Start of Material for this task

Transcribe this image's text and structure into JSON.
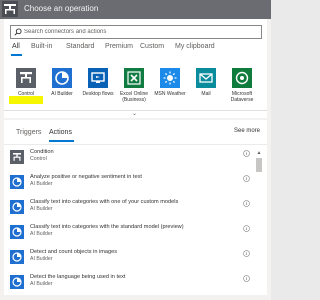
{
  "header": {
    "title": "Choose an operation",
    "icon": "operation-icon",
    "background": "#6a6c72"
  },
  "search": {
    "placeholder": "Search connectors and actions",
    "value": ""
  },
  "category_tabs": [
    {
      "label": "All",
      "selected": true
    },
    {
      "label": "Built-in"
    },
    {
      "label": "Standard"
    },
    {
      "label": "Premium"
    },
    {
      "label": "Custom"
    },
    {
      "label": "My clipboard"
    }
  ],
  "connectors": [
    {
      "label": "Control",
      "icon": "control-icon",
      "color": "#5b5f68"
    },
    {
      "label": "AI Builder",
      "icon": "ai-builder-icon",
      "color": "#1f6fd0"
    },
    {
      "label": "Desktop flows",
      "icon": "desktop-flows-icon",
      "color": "#0a62b7"
    },
    {
      "label": "Excel Online (Business)",
      "icon": "excel-icon",
      "color": "#107c41"
    },
    {
      "label": "MSN Weather",
      "icon": "weather-icon",
      "color": "#1b8ae8"
    },
    {
      "label": "Mail",
      "icon": "mail-icon",
      "color": "#0a8c9c"
    },
    {
      "label": "Microsoft Dataverse",
      "icon": "dataverse-icon",
      "color": "#0f7b3c"
    }
  ],
  "action_tabs": [
    {
      "label": "Triggers"
    },
    {
      "label": "Actions",
      "selected": true
    }
  ],
  "see_more": "See more",
  "actions": [
    {
      "title": "Condition",
      "subtitle": "Control",
      "icon": "control-icon",
      "color": "#5b5f68"
    },
    {
      "title": "Analyze positive or negative sentiment in text",
      "subtitle": "AI Builder",
      "icon": "ai-builder-icon",
      "color": "#1f6fd0"
    },
    {
      "title": "Classify text into categories with one of your custom models",
      "subtitle": "AI Builder",
      "icon": "ai-builder-icon",
      "color": "#1f6fd0"
    },
    {
      "title": "Classify text into categories with the standard model (preview)",
      "subtitle": "AI Builder",
      "icon": "ai-builder-icon",
      "color": "#1f6fd0"
    },
    {
      "title": "Detect and count objects in images",
      "subtitle": "AI Builder",
      "icon": "ai-builder-icon",
      "color": "#1f6fd0"
    },
    {
      "title": "Detect the language being used in text",
      "subtitle": "AI Builder",
      "icon": "ai-builder-icon",
      "color": "#1f6fd0"
    }
  ],
  "accent": "#0078d4",
  "highlight_color": "#f6f600"
}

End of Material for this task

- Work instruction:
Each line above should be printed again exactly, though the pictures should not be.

- Answer section:
Transcribe this image's text and structure into JSON.
{
  "header": {
    "title": "Choose an operation",
    "icon": "operation-icon",
    "background": "#6a6c72"
  },
  "search": {
    "placeholder": "Search connectors and actions",
    "value": ""
  },
  "category_tabs": [
    {
      "label": "All",
      "selected": true
    },
    {
      "label": "Built-in"
    },
    {
      "label": "Standard"
    },
    {
      "label": "Premium"
    },
    {
      "label": "Custom"
    },
    {
      "label": "My clipboard"
    }
  ],
  "connectors": [
    {
      "label": "Control",
      "icon": "control-icon",
      "color": "#5b5f68"
    },
    {
      "label": "AI Builder",
      "icon": "ai-builder-icon",
      "color": "#1f6fd0"
    },
    {
      "label": "Desktop flows",
      "icon": "desktop-flows-icon",
      "color": "#0a62b7"
    },
    {
      "label": "Excel Online (Business)",
      "icon": "excel-icon",
      "color": "#107c41"
    },
    {
      "label": "MSN Weather",
      "icon": "weather-icon",
      "color": "#1b8ae8"
    },
    {
      "label": "Mail",
      "icon": "mail-icon",
      "color": "#0a8c9c"
    },
    {
      "label": "Microsoft Dataverse",
      "icon": "dataverse-icon",
      "color": "#0f7b3c"
    }
  ],
  "action_tabs": [
    {
      "label": "Triggers"
    },
    {
      "label": "Actions",
      "selected": true
    }
  ],
  "see_more": "See more",
  "actions": [
    {
      "title": "Condition",
      "subtitle": "Control",
      "icon": "control-icon",
      "color": "#5b5f68"
    },
    {
      "title": "Analyze positive or negative sentiment in text",
      "subtitle": "AI Builder",
      "icon": "ai-builder-icon",
      "color": "#1f6fd0"
    },
    {
      "title": "Classify text into categories with one of your custom models",
      "subtitle": "AI Builder",
      "icon": "ai-builder-icon",
      "color": "#1f6fd0"
    },
    {
      "title": "Classify text into categories with the standard model (preview)",
      "subtitle": "AI Builder",
      "icon": "ai-builder-icon",
      "color": "#1f6fd0"
    },
    {
      "title": "Detect and count objects in images",
      "subtitle": "AI Builder",
      "icon": "ai-builder-icon",
      "color": "#1f6fd0"
    },
    {
      "title": "Detect the language being used in text",
      "subtitle": "AI Builder",
      "icon": "ai-builder-icon",
      "color": "#1f6fd0"
    }
  ],
  "accent": "#0078d4",
  "highlight_color": "#f6f600"
}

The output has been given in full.